Description of the task: Find every line of the data below that has "Frickh" in it. Reply with the number only.

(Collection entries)
▬▬▬

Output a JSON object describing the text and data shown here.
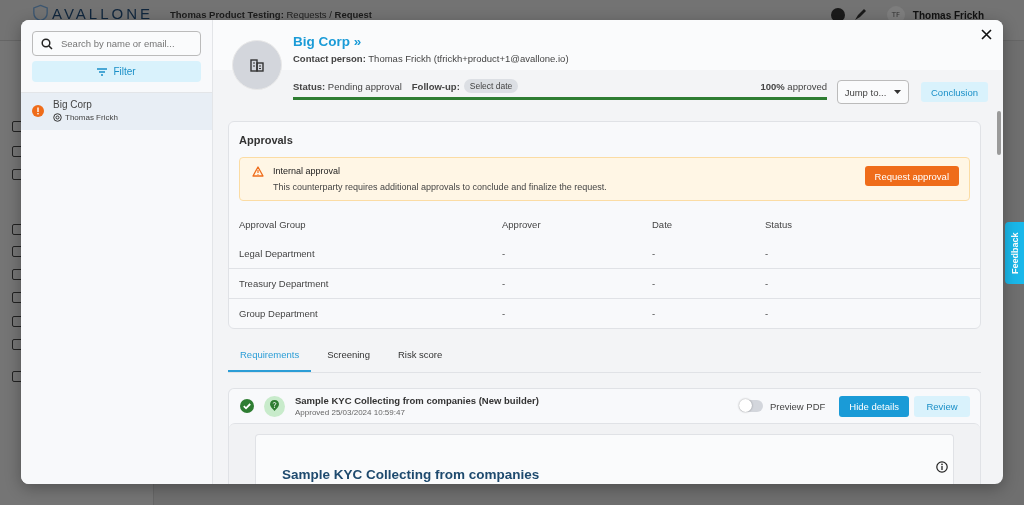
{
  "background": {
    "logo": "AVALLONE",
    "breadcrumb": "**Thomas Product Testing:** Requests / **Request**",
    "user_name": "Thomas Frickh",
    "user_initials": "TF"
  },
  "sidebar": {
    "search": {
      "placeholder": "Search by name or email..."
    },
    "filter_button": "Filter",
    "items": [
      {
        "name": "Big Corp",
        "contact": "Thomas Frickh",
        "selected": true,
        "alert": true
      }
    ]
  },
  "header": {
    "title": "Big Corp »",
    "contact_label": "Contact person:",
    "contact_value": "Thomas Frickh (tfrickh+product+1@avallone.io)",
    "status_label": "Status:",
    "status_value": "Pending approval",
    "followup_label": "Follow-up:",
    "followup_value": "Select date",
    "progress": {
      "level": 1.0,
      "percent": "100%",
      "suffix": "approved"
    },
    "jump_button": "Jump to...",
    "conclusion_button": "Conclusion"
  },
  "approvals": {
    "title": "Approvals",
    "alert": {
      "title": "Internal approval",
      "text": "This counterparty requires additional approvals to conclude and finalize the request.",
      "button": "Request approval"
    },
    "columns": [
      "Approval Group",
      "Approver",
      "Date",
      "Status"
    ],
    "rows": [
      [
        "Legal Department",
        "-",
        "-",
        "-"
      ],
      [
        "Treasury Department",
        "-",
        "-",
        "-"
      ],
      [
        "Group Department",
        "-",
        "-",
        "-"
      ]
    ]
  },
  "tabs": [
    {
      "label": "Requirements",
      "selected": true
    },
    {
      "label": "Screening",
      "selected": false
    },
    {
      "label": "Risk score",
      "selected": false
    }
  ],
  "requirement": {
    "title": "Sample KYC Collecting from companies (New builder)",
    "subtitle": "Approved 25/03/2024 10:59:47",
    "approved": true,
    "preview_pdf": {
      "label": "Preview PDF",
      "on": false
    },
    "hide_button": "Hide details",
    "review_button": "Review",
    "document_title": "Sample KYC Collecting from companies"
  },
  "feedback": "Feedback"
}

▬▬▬

Written solution: 3